Odessa creates tongue-in-check tribute to Soviet founder
ODESSA, Ukraine (AP) _ A granite Lenin statue points skyward. A bust of Lenin’s head rests in the slush, its features chipped but the look ever determined. And a bronze Lenin monument points at _ another Lenin statue.
The dozens of statues and busts of the Soviet founder in an Odessa park form a unique museum _ or graveyard _ for the many monuments to Vladimir Lenin that were hastily pulled down in Ukraine after the 1991 Soviet collapse.
Here lie busts of Lenin that once adorned schoolyards, greeted factory workers and presided over city halls. They now face each other defiantly along a 500-yard lane in the Lenin-Komsomol Park.

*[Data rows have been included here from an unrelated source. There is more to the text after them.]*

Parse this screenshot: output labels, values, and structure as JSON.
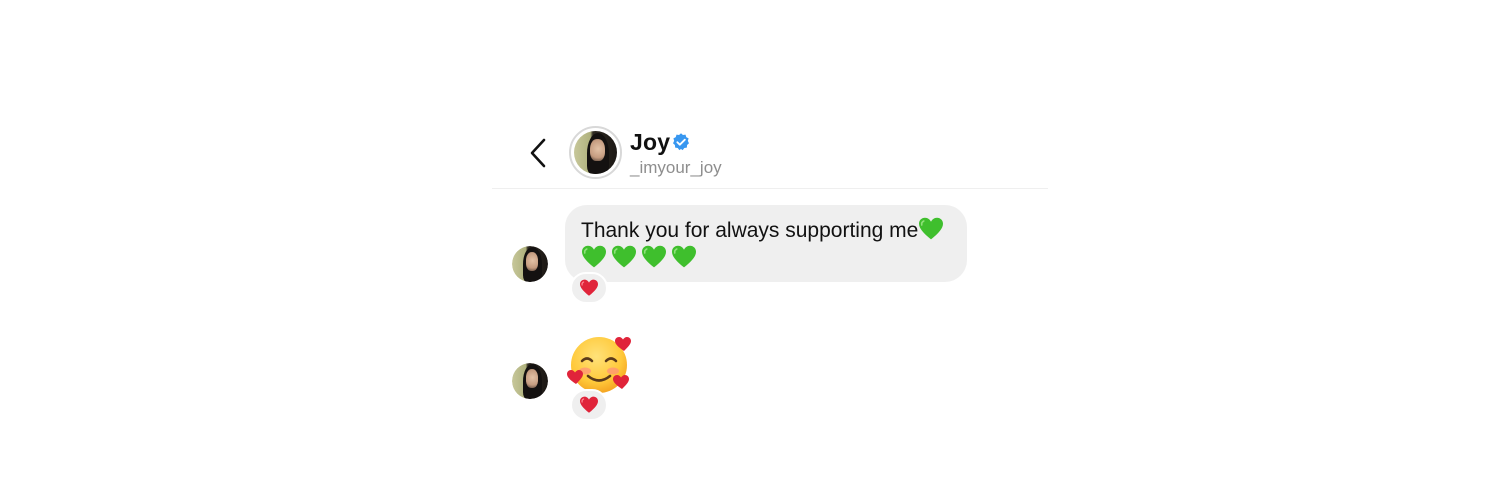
{
  "header": {
    "back_icon": "chevron-left-icon",
    "name": "Joy",
    "verified_icon": "verified-badge-icon",
    "handle": "_imyour_joy"
  },
  "messages": [
    {
      "text": "Thank you for always supporting me",
      "trailing_emoji": "green-heart",
      "reaction": "red-heart"
    },
    {
      "emoji": "smiling-face-with-hearts",
      "reaction": "red-heart"
    }
  ],
  "colors": {
    "bubble": "#efefef",
    "verified": "#3897f0",
    "handle": "#8e8e8e",
    "green_heart": "#3fbf2d",
    "red_heart": "#e0243a"
  }
}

Odessa Mayor Eduard Gurvits sees the park as an innovative solution to the ideological dilemma facing hundreds of former Soviet cities: What to do with all those Lenins?
In planning the display last year, Gurvits called it ``a memorial to history _ so that it will never be repeated.″
Some older folks come to the park to pay homage to the bearded revolutionary whose face and dogma dominated their youth.
``I call it the alley of shame,″ said Vladimir Fyodorov, a retired naval officer who visits the park regularly. ``They line him up here to laugh at him. Nobody respects his genius.″
In many former Soviet republics, most Lenin statues have been torn down and thrown away, though in Russia some of his monuments still stand.
In central Moscow, a tree-shaded spot has become resting place for discredited statues rescued from warehouses or destruction, but Odessa’s Lenin-Komsomol Park is the only tribute to Lenin alone.
Inna Aron, a schoolteacher walking her Great Dane down Lenin lane, said she wanted to bring her students to the park.
``I don’t agree with his beliefs, but we can’t forget about him,″ she said. That, she says, would be little better than the sanitized history preached during Soviet times.
But her husband, Alexander, said the park wasn’t intended to be taken too seriously. ``Satire. Pure satire,″ he said.